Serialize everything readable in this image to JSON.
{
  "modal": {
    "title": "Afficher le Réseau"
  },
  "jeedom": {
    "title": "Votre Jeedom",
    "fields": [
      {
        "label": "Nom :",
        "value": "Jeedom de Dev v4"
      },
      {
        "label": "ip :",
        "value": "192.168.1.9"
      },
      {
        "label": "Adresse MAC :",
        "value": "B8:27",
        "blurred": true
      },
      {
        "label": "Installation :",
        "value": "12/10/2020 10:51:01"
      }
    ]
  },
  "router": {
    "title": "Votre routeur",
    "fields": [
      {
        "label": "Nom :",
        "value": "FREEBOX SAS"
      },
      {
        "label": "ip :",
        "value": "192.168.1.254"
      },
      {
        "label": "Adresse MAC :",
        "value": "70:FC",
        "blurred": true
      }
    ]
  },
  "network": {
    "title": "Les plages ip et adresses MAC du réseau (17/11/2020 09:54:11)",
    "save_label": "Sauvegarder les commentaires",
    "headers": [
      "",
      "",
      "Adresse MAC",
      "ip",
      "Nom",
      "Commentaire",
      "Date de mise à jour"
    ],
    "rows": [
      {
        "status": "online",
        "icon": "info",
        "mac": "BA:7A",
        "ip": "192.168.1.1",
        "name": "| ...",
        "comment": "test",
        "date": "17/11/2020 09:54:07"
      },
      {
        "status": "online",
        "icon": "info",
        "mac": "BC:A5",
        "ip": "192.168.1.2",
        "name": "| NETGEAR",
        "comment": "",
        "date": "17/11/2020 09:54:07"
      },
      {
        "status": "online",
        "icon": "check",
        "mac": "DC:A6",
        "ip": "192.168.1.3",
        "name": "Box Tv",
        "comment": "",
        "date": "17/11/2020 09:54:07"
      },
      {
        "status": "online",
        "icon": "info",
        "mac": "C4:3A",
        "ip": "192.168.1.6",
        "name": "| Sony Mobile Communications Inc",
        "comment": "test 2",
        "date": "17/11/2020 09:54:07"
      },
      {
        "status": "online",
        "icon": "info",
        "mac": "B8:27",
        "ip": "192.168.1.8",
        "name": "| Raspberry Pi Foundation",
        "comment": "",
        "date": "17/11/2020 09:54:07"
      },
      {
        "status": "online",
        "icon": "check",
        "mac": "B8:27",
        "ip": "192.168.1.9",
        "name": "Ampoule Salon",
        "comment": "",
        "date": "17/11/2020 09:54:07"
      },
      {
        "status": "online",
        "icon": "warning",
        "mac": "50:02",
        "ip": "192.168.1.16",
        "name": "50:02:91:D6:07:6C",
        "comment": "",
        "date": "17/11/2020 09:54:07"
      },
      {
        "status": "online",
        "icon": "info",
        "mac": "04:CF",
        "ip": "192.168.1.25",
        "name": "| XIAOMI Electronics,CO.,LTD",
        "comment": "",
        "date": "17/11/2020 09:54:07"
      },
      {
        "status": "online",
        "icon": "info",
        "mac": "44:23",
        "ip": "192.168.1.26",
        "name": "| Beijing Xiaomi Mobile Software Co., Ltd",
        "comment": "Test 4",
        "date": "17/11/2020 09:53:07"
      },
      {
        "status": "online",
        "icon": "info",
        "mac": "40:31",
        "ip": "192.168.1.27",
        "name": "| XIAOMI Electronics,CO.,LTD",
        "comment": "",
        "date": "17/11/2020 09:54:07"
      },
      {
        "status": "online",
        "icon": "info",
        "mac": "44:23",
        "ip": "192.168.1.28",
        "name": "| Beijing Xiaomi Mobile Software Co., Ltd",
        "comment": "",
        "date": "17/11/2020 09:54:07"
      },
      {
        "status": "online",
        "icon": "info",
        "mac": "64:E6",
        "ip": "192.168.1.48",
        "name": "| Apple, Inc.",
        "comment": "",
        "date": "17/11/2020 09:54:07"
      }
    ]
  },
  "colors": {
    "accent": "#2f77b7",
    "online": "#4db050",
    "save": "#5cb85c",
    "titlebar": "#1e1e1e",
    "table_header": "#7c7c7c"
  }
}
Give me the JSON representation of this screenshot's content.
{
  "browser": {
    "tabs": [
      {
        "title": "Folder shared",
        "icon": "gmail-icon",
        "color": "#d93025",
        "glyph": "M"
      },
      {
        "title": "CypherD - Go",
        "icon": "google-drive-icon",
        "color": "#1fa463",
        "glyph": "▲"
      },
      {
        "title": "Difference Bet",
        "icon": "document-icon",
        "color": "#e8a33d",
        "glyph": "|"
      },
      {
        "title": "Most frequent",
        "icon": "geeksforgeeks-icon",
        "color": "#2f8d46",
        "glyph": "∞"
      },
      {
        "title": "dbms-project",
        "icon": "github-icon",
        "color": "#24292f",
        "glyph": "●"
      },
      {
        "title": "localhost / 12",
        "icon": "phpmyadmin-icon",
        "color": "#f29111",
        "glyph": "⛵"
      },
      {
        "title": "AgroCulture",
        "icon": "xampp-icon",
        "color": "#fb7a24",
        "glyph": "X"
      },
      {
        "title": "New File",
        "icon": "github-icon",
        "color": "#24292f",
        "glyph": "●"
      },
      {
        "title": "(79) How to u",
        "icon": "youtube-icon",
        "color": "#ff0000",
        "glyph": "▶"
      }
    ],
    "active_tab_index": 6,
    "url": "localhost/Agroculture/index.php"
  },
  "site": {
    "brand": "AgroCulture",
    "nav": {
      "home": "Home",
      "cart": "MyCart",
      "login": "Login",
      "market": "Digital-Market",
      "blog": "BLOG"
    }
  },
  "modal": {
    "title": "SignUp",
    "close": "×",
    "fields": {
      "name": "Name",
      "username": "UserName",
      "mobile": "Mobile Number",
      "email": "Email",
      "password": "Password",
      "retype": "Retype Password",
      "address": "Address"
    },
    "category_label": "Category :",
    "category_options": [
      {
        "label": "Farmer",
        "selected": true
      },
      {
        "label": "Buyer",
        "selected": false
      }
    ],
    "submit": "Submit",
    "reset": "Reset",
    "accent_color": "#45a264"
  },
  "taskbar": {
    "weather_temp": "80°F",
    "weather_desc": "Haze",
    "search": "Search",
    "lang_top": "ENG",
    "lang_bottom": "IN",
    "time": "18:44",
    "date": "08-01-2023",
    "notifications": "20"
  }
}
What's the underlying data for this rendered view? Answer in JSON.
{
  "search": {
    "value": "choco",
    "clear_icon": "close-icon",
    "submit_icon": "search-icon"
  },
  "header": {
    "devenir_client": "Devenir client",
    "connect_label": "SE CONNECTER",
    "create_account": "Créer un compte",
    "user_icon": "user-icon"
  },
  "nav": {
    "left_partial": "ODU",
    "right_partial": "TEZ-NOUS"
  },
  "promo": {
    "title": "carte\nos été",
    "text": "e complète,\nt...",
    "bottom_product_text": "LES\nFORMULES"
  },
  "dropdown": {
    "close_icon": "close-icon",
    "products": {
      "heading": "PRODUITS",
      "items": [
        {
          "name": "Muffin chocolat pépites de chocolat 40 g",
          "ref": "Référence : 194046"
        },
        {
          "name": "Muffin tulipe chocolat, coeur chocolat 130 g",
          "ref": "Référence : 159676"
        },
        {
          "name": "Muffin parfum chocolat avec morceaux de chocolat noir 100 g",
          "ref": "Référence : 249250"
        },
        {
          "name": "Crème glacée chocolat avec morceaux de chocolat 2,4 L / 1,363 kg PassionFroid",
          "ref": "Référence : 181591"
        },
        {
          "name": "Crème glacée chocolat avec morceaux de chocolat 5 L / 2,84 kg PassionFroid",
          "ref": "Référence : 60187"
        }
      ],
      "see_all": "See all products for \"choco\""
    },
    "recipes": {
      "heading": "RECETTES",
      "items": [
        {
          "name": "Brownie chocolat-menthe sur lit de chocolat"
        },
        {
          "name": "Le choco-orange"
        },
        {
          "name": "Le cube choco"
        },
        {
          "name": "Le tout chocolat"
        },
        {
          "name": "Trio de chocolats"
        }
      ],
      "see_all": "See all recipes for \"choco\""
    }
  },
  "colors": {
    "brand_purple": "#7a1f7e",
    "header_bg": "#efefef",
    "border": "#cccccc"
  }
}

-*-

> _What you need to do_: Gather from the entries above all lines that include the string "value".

> _Response to the task_:
        "value": "Jeedom de Dev v4"
        "value": "192.168.1.9"
        "value": "B8:27",
        "value": "12/10/2020 10:51:01"
        "value": "FREEBOX SAS"
        "value": "192.168.1.254"
        "value": "70:FC",
    "value": "choco",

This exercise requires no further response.